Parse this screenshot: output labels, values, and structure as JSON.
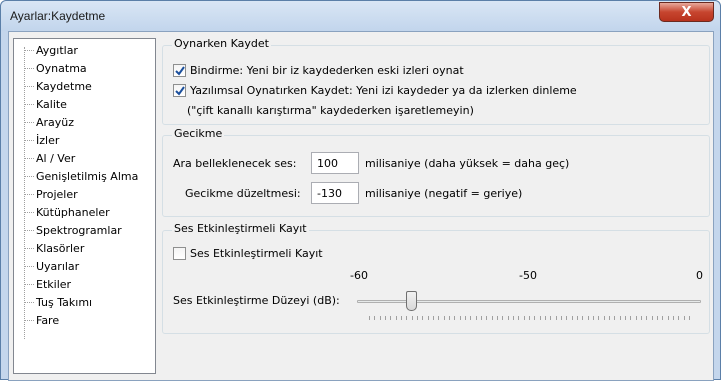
{
  "window": {
    "title": "Ayarlar:Kaydetme",
    "close_glyph": "X"
  },
  "sidebar": {
    "items": [
      {
        "label": "Aygıtlar"
      },
      {
        "label": "Oynatma"
      },
      {
        "label": "Kaydetme",
        "selected": true
      },
      {
        "label": "Kalite"
      },
      {
        "label": "Arayüz"
      },
      {
        "label": "İzler"
      },
      {
        "label": "Al / Ver"
      },
      {
        "label": "Genişletilmiş Alma"
      },
      {
        "label": "Projeler"
      },
      {
        "label": "Kütüphaneler"
      },
      {
        "label": "Spektrogramlar"
      },
      {
        "label": "Klasörler"
      },
      {
        "label": "Uyarılar"
      },
      {
        "label": "Etkiler"
      },
      {
        "label": "Tuş Takımı"
      },
      {
        "label": "Fare"
      }
    ]
  },
  "playthrough": {
    "title": "Oynarken Kaydet",
    "overdub_label": "Bindirme: Yeni bir iz kaydederken eski izleri oynat",
    "overdub_checked": true,
    "software_label_line1": "Yazılımsal Oynatırken Kaydet: Yeni izi kaydeder ya da izlerken dinleme",
    "software_label_line2": "(\"çift kanallı karıştırma\" kaydederken işaretlemeyin)",
    "software_checked": true
  },
  "latency": {
    "title": "Gecikme",
    "buffer_label": "Ara belleklenecek ses:",
    "buffer_value": "100",
    "buffer_unit": "milisaniye (daha yüksek = daha geç)",
    "correction_label": "Gecikme düzeltmesi:",
    "correction_value": "-130",
    "correction_unit": "milisaniye (negatif = geriye)"
  },
  "sound_activated": {
    "title": "Ses Etkinleştirmeli Kayıt",
    "checkbox_label": "Ses Etkinleştirmeli Kayıt",
    "checked": false,
    "scale_min": "-60",
    "scale_mid": "-50",
    "scale_max": "0",
    "level_label": "Ses Etkinleştirme Düzeyi (dB):",
    "level_value": -50
  }
}
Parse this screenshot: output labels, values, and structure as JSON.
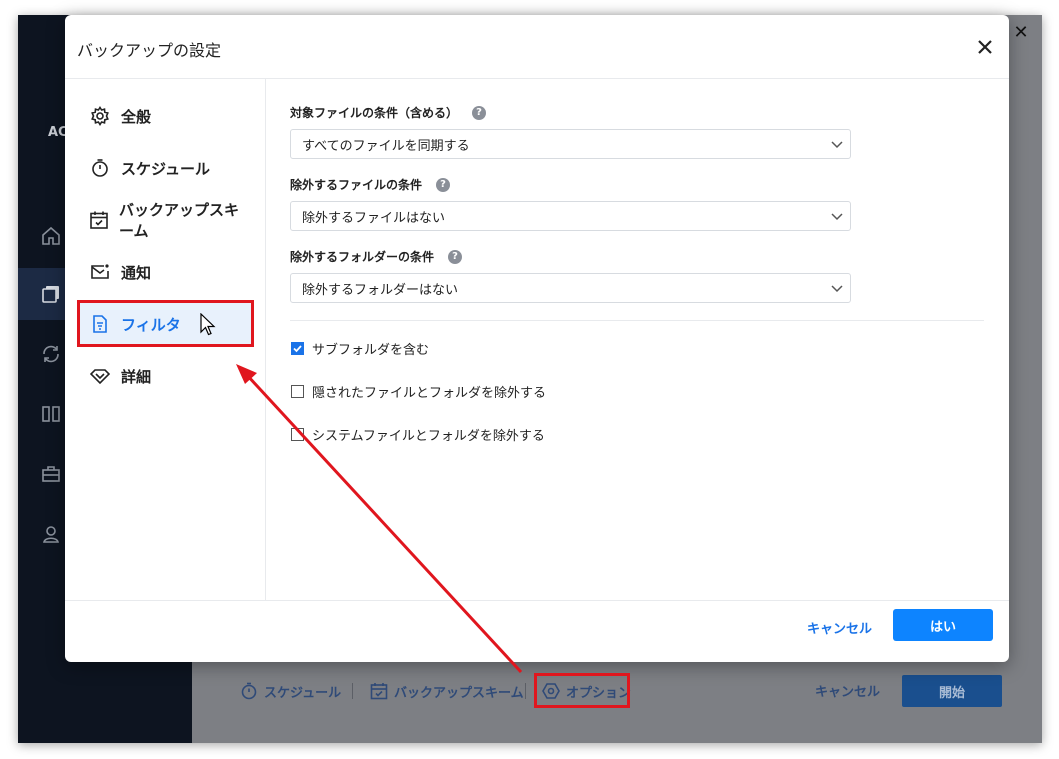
{
  "app": {
    "logo_text": "AC",
    "sidebar_icons": [
      "home-icon",
      "copy-icon",
      "sync-icon",
      "columns-icon",
      "toolbox-icon",
      "user-icon"
    ],
    "bottom": {
      "schedule_label": "スケジュール",
      "scheme_label": "バックアップスキーム",
      "options_label": "オプション",
      "cancel_label": "キャンセル",
      "start_label": "開始"
    }
  },
  "dialog": {
    "title": "バックアップの設定",
    "nav": [
      {
        "label": "全般",
        "icon": "gear-icon"
      },
      {
        "label": "スケジュール",
        "icon": "timer-icon"
      },
      {
        "label": "バックアップスキーム",
        "icon": "calendar-check-icon"
      },
      {
        "label": "通知",
        "icon": "mail-icon"
      },
      {
        "label": "フィルタ",
        "icon": "filter-doc-icon",
        "active": true
      },
      {
        "label": "詳細",
        "icon": "diamond-icon"
      }
    ],
    "filters": {
      "include_label": "対象ファイルの条件（含める）",
      "include_value": "すべてのファイルを同期する",
      "exclude_files_label": "除外するファイルの条件",
      "exclude_files_value": "除外するファイルはない",
      "exclude_folders_label": "除外するフォルダーの条件",
      "exclude_folders_value": "除外するフォルダーはない",
      "help_glyph": "?"
    },
    "checkboxes": [
      {
        "label": "サブフォルダを含む",
        "checked": true
      },
      {
        "label": "隠されたファイルとフォルダを除外する",
        "checked": false
      },
      {
        "label": "システムファイルとフォルダを除外する",
        "checked": false
      }
    ],
    "footer": {
      "cancel_label": "キャンセル",
      "ok_label": "はい"
    }
  },
  "colors": {
    "accent": "#1a73e8",
    "primary_button": "#0d84ff",
    "annotation_red": "#e0161e"
  }
}
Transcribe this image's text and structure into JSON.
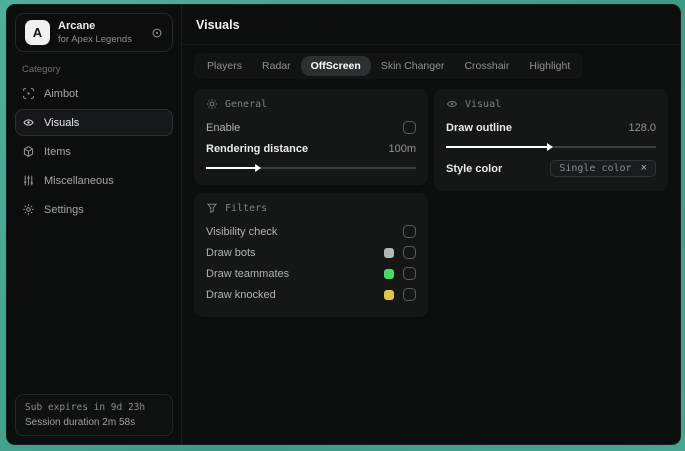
{
  "app": {
    "logo_letter": "A",
    "title": "Arcane",
    "subtitle": "for Apex Legends"
  },
  "sidebar": {
    "category_label": "Category",
    "items": [
      {
        "label": "Aimbot"
      },
      {
        "label": "Visuals"
      },
      {
        "label": "Items"
      },
      {
        "label": "Miscellaneous"
      },
      {
        "label": "Settings"
      }
    ],
    "selected_item": "Visuals",
    "status": {
      "line1": "Sub expires in 9d 23h",
      "line2": "Session duration 2m 58s"
    }
  },
  "main": {
    "title": "Visuals",
    "tabs": [
      {
        "label": "Players"
      },
      {
        "label": "Radar"
      },
      {
        "label": "OffScreen"
      },
      {
        "label": "Skin Changer"
      },
      {
        "label": "Crosshair"
      },
      {
        "label": "Highlight"
      }
    ],
    "selected_tab": "OffScreen",
    "general": {
      "header": "General",
      "enable_label": "Enable",
      "enable_checked": false,
      "rendering_label": "Rendering distance",
      "rendering_value": "100m",
      "rendering_fill": "25%"
    },
    "filters": {
      "header": "Filters",
      "rows": [
        {
          "label": "Visibility check",
          "checked": false
        },
        {
          "label": "Draw bots",
          "swatch": "#b3b6b3",
          "checked": false
        },
        {
          "label": "Draw teammates",
          "swatch": "#4cd964",
          "checked": false
        },
        {
          "label": "Draw knocked",
          "swatch": "#e3c24d",
          "checked": false
        }
      ]
    },
    "visual": {
      "header": "Visual",
      "outline_label": "Draw outline",
      "outline_value": "128.0",
      "outline_fill": "50%",
      "style_label": "Style color",
      "style_tag": "Single color",
      "close_glyph": "×"
    }
  },
  "colors": {
    "desktop_teal": "#45a18c",
    "swatch_gray": "#b3b6b3",
    "swatch_green": "#4cd964",
    "swatch_yellow": "#e3c24d"
  }
}
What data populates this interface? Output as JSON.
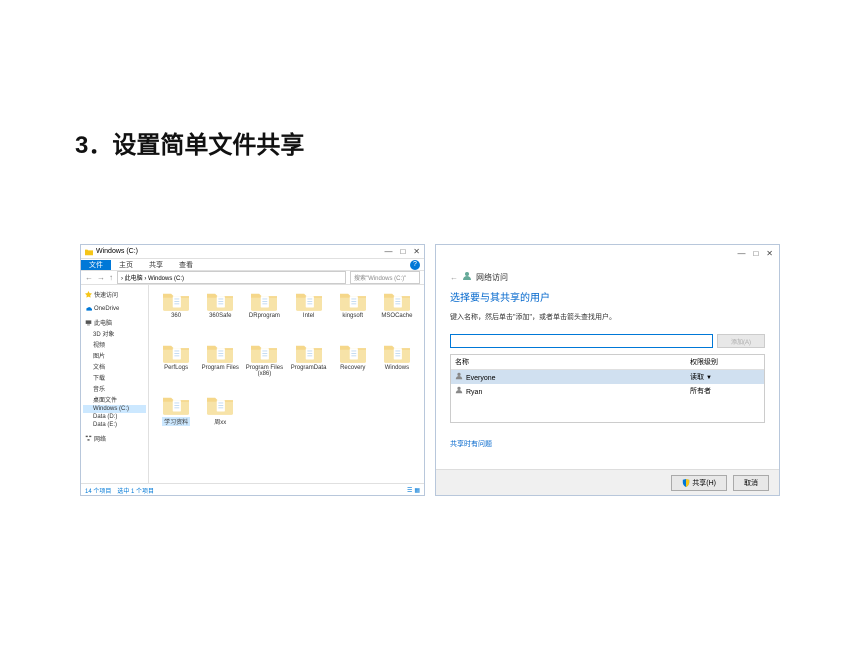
{
  "slide": {
    "title": "3．设置简单文件共享"
  },
  "explorer": {
    "window_title": "Windows (C:)",
    "ribbon": {
      "file": "文件",
      "home": "主页",
      "share": "共享",
      "view": "查看"
    },
    "breadcrumb": "› 此电脑 › Windows (C:)",
    "search_placeholder": "搜索\"Windows (C:)\"",
    "sidebar": {
      "quickaccess": "快速访问",
      "onedrive": "OneDrive",
      "thispc": "此电脑",
      "objects3d": "3D 对象",
      "videos": "视频",
      "pictures": "图片",
      "documents": "文档",
      "downloads": "下载",
      "music": "音乐",
      "desktop": "桌面文件",
      "windowsc": "Windows (C:)",
      "datad": "Data (D:)",
      "datae": "Data (E:)",
      "network": "网络"
    },
    "folders": [
      "360",
      "360Safe",
      "DRprogram",
      "Intel",
      "kingsoft",
      "MSOCache",
      "PerfLogs",
      "Program Files",
      "Program Files (x86)",
      "ProgramData",
      "Recovery",
      "Windows",
      "学习资料",
      "周xx"
    ],
    "selected_folder_index": 12,
    "status": "14 个项目　选中 1 个项目"
  },
  "share": {
    "header": "网络访问",
    "subtitle": "选择要与其共享的用户",
    "instruction": "键入名称，然后单击\"添加\"，或者单击箭头查找用户。",
    "input_value": "",
    "add_button": "添加(A)",
    "col_name": "名称",
    "col_perm": "权限级别",
    "rows": [
      {
        "name": "Everyone",
        "perm": "读取",
        "selected": true,
        "has_dropdown": true
      },
      {
        "name": "Ryan",
        "perm": "所有者",
        "selected": false,
        "has_dropdown": false
      }
    ],
    "trouble_link": "共享时有问题",
    "share_button": "共享(H)",
    "cancel_button": "取消"
  }
}
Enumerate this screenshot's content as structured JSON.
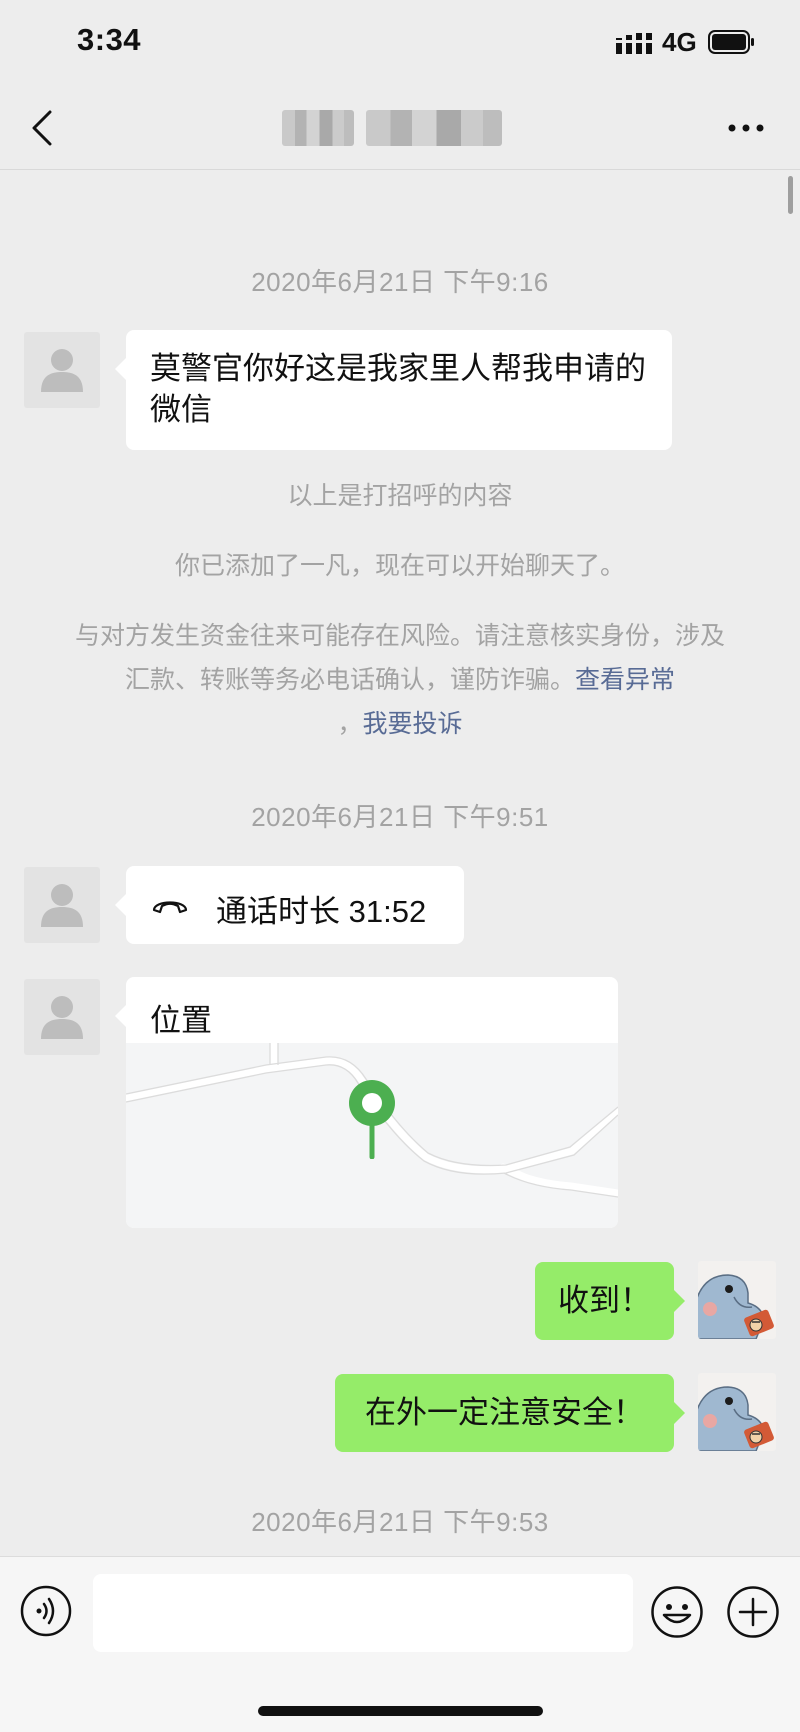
{
  "status_bar": {
    "time": "3:34",
    "network": "4G",
    "icons": [
      "signal-icon",
      "battery-icon"
    ]
  },
  "nav": {
    "icons": [
      "chevron-left-icon",
      "more-icon"
    ]
  },
  "messages": {
    "timestamp_1": "2020年6月21日 下午9:16",
    "msg_1": "莫警官你好这是我家里人帮我申请的微信",
    "system_1": "以上是打招呼的内容",
    "system_2": "你已添加了一凡，现在可以开始聊天了。",
    "warning_text": "与对方发生资金往来可能存在风险。请注意核实身份，涉及汇款、转账等务必电话确认，谨防诈骗。",
    "warning_link_1": "查看异常",
    "warning_sep": "，",
    "warning_link_2": "我要投诉",
    "timestamp_2": "2020年6月21日 下午9:51",
    "call_duration": "通话时长 31:52",
    "location_title": "位置",
    "reply_1": "收到！",
    "reply_2": "在外一定注意安全！",
    "timestamp_3": "2020年6月21日 下午9:53"
  },
  "input_bar": {
    "placeholder": "",
    "icons": [
      "voice-icon",
      "emoji-icon",
      "plus-icon"
    ]
  },
  "colors": {
    "background": "#ededed",
    "sent_bubble": "#95ec69",
    "received_bubble": "#ffffff",
    "link": "#586b95",
    "location_pin": "#4caf50"
  }
}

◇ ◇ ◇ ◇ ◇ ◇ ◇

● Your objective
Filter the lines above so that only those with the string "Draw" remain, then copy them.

● Task result
          "label": "Draw bots",
          "label": "Draw teammates",
          "label": "Draw knocked",
      "outline_label": "Draw outline",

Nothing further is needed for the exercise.